Next page: Enough on the campaign already! What about the multiplayer?
More, more (and more) multiplayer
Reviewing Modern Warfare 3’s multiplayer is simple. Not a fan of the online in Call
of Duty? This is more of the same. Enjoy the online in Call of Duty? This is a lot more of the same. Rather than risk a
reinvention – or even a major evolution – of the most popular competitive
gaming of the current generation, Modern Warfare 3 wisely stays with what’s
working, then adds and adds and adds. We won’t say this is the absolute best
the multiplayer has ever been, as the maps left us slightly underwhelmed and
many of the features are carried over from previous entries, but this is by far
All the weapons, modes, perks and packages made classic by Modern Warfare 1?
Check. The superb cooperative play introduced by Spec Ops in Modern Warfare 2?
Yes, and with missions that cast you as an evil plane hijacker or an
artificially intelligent camera turret, particularly inspired this time around.
Everything worth copying from Treyarch and Black Ops? No Zombies or currency
system, but Gun Game (every kill earns you a new weapon), One in the Chamber (a
single bullet, three lives) and Theater Mode are back.
Truly new additions
include modes like Kill Confirmed, in which a downed enemy’s dog tag must be
collected before the kill counts (encouraging domination through scavenging as
well as shooting); Team Defender, in which the side holding a flag earns double
points per kill (combining the rules of Deathmatch, Capture the Flag and
Assassination into one); and most significantly, Spec Ops Survival, a
wave-based co-op siege battle that clearly takes cues from Gears of War’s
Horde, but throws in airstrikes and suicide bomber dogs. If none of those sound
appealing, create your own mode with Private Matches – of the custom brews we
sampled, a zombie infection with Juggernaut suits and a Gun Game with
ever-worsening weapons stand out.
Leveling the field
the size and scope of Modern Warfare 3’s multiplayer, however, for some kind of
bloated, overstuffed “everything and the kitchen sink” approach. This is refined,
with developers keeping what fans loved and losing what fans loathed. Gone are game-ending
nukes, gone are dual-wielded shotguns and gone are overpowered ninja perks.
these imbalances is clear support and appreciation for those of us who suffer from
such winner’s cheats – the 99% who play Call of Duty casually and occasionally,
but eventually lose interest as the competition becomes harder and harder to
keep up with. For us, Modern Warfare 3 provides “pointstreaks” instead of “killstreaks”
so that we can earn rewards even if we die. For us, the game offers “support”
packages like deployable turrets instead of “assault” packages like predator
drones. For us, there’s Call
of Duty Elite, the new social service full of interactive maps, match
statistics, weapon suggestions and overall strategy – while hardcore players

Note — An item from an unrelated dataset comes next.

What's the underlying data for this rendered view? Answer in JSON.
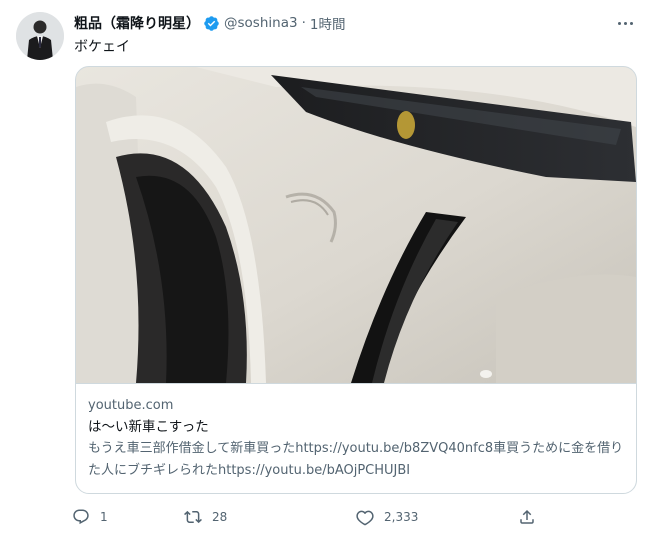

will surely use it to get better, we can use it to overcome the learning curve
and become hardcore someday ourselves.
Call of Duty 4: Modern Warfare? No. While Modern Warfare 3 features
double to triple the amount of multiplayer that Modern Warfare 1 did, it’s still

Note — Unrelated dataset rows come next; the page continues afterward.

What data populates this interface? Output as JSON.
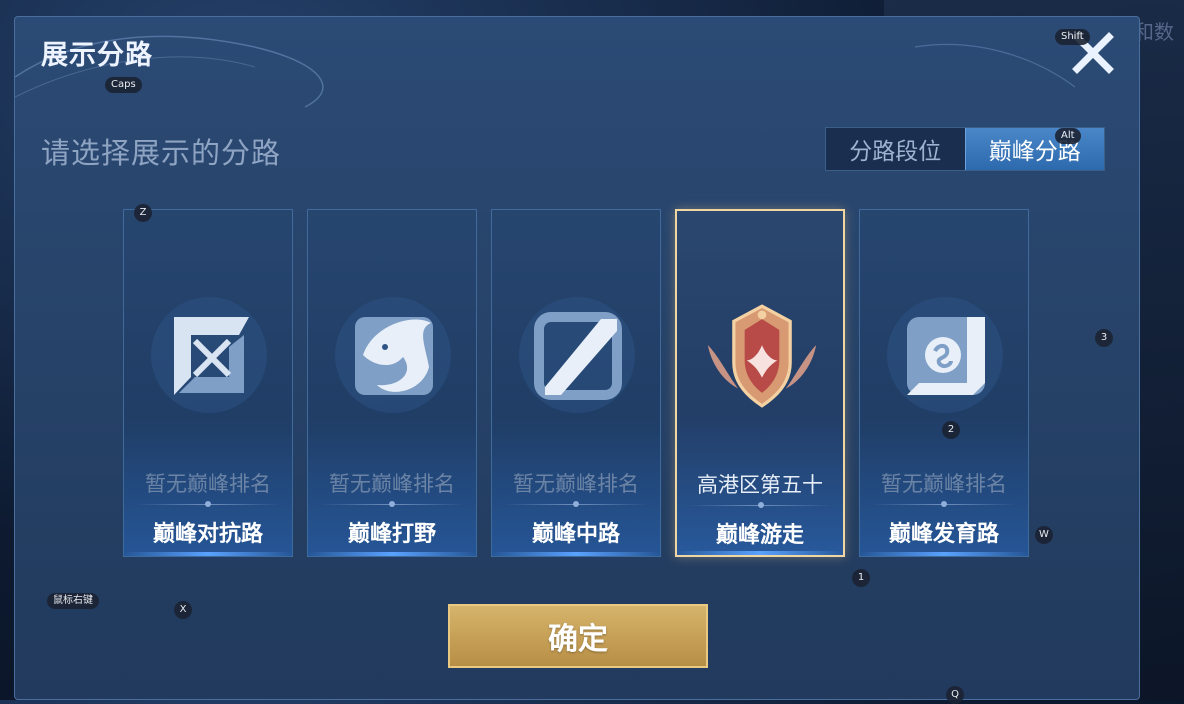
{
  "dialog": {
    "title": "展示分路",
    "prompt": "请选择展示的分路",
    "close_icon": "close-icon"
  },
  "tabs": [
    {
      "label": "分路段位",
      "selected": false
    },
    {
      "label": "巅峰分路",
      "selected": true
    }
  ],
  "cards": [
    {
      "rank": "暂无巅峰排名",
      "role": "巅峰对抗路",
      "icon": "sword-icon",
      "selected": false
    },
    {
      "rank": "暂无巅峰排名",
      "role": "巅峰打野",
      "icon": "dragon-icon",
      "selected": false
    },
    {
      "rank": "暂无巅峰排名",
      "role": "巅峰中路",
      "icon": "lane-slash-icon",
      "selected": false
    },
    {
      "rank": "高港区第五十",
      "role": "巅峰游走",
      "icon": "winged-shield-icon",
      "selected": true
    },
    {
      "rank": "暂无巅峰排名",
      "role": "巅峰发育路",
      "icon": "target-icon",
      "selected": false
    }
  ],
  "confirm_label": "确定",
  "background_text": "全和数",
  "key_hints": {
    "caps": "Caps",
    "shift": "Shift",
    "alt": "Alt",
    "z": "Z",
    "three": "3",
    "two": "2",
    "w": "W",
    "one": "1",
    "x": "X",
    "mouse_right": "鼠标右键",
    "q": "Q"
  },
  "colors": {
    "panel": "#274369",
    "accent_blue": "#3d7bc0",
    "selected_border": "#f0d7a2",
    "confirm_gold": "#c9a257"
  }
}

adding bricks to the groundbreaking foundation laid by the original. And while
the campaign is a wilder adventure, it’s also way, way wackier – we miss the quiet
and restrained mastery of “Ghillies in the Mist.”

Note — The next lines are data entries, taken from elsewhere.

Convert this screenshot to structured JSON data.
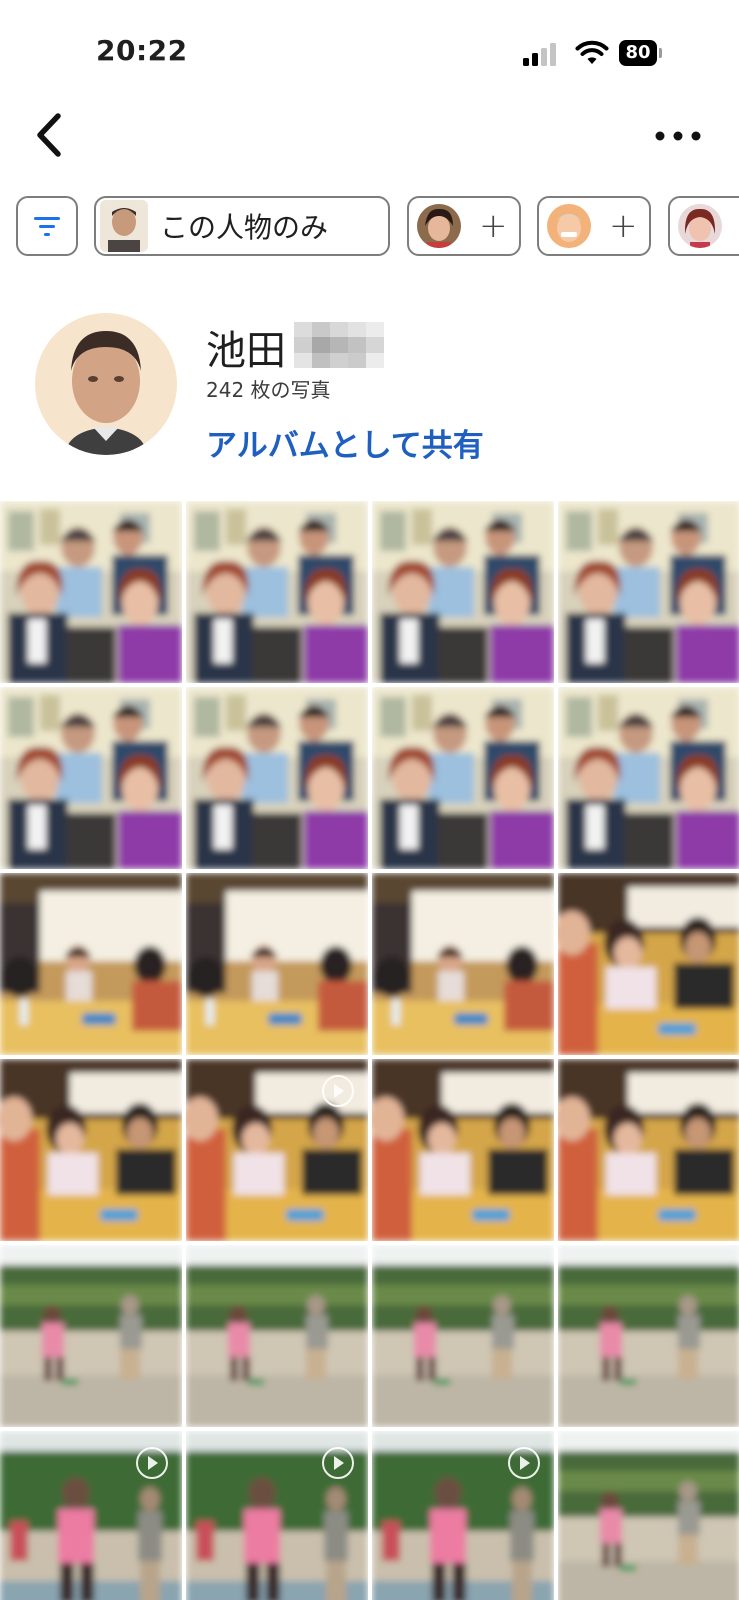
{
  "status_bar": {
    "time": "20:22",
    "battery": "80"
  },
  "filter_chips": {
    "only_this_person": "この人物のみ",
    "add_symbol": "+"
  },
  "person": {
    "name": "池田",
    "photo_count": "242 枚の写真",
    "share_action": "アルバムとして共有"
  },
  "colors": {
    "accent": "#1f5fbf",
    "chip_border": "#7d7d7d",
    "filter_icon": "#1a73e8"
  },
  "icons": [
    "back-chevron-icon",
    "more-dots-icon",
    "filter-icon",
    "wifi-icon",
    "signal-icon",
    "battery-icon",
    "play-video-icon"
  ],
  "photo_grid": {
    "rows": [
      [
        {
          "scene": "group-indoor",
          "video": false
        },
        {
          "scene": "group-indoor",
          "video": false
        },
        {
          "scene": "group-indoor",
          "video": false
        },
        {
          "scene": "group-indoor",
          "video": false
        }
      ],
      [
        {
          "scene": "group-indoor",
          "video": false
        },
        {
          "scene": "group-indoor",
          "video": false
        },
        {
          "scene": "group-indoor",
          "video": false
        },
        {
          "scene": "group-indoor",
          "video": false
        }
      ],
      [
        {
          "scene": "table-room",
          "video": false
        },
        {
          "scene": "table-room",
          "video": false
        },
        {
          "scene": "table-room",
          "video": false
        },
        {
          "scene": "kids-table",
          "video": false
        }
      ],
      [
        {
          "scene": "kids-table",
          "video": false
        },
        {
          "scene": "kids-table",
          "video": true
        },
        {
          "scene": "kids-table",
          "video": false
        },
        {
          "scene": "kids-table",
          "video": false
        }
      ],
      [
        {
          "scene": "river",
          "video": false
        },
        {
          "scene": "river",
          "video": false
        },
        {
          "scene": "river",
          "video": false
        },
        {
          "scene": "river",
          "video": false
        }
      ],
      [
        {
          "scene": "river-close",
          "video": true
        },
        {
          "scene": "river-close",
          "video": true
        },
        {
          "scene": "river-close",
          "video": true
        },
        {
          "scene": "river",
          "video": false
        }
      ]
    ]
  }
}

Call of Duty: Modern Warfare 2? Maybe. The missions are bigger and
slightly better in Modern Warfare 2, but more memorable and cohesive in Modern
Warfare 3. We prefer the multiplayer map design in Modern Warfare 2, but the
variety of modes and features is clearly superior in Modern Warfare 3. A tie,
then… which considering the development bumps this entry faced, is really a
Call of Duty: Black Ops? Yes. Fightin’ around the world with
Price and Soap trumps slogging through the clichéd jungles of Vietnam with
Reznov any day – the setpieces made possible by the fictional, futuristic World
War III of the former blow away what’s allowed by the historical constraints of
the latter. And unless you’re obsessed with Zombies or tomahawks, the multiplayer
in Modern Warfare 3 offers more.
those who skipped straight to the end
looking for a new kind of shooter, look elsewhere. Modern Warfare 3 succeeds by
doing more – much, much, much more – of what’s always worked spectacularly for
the series. We still can’t get enough.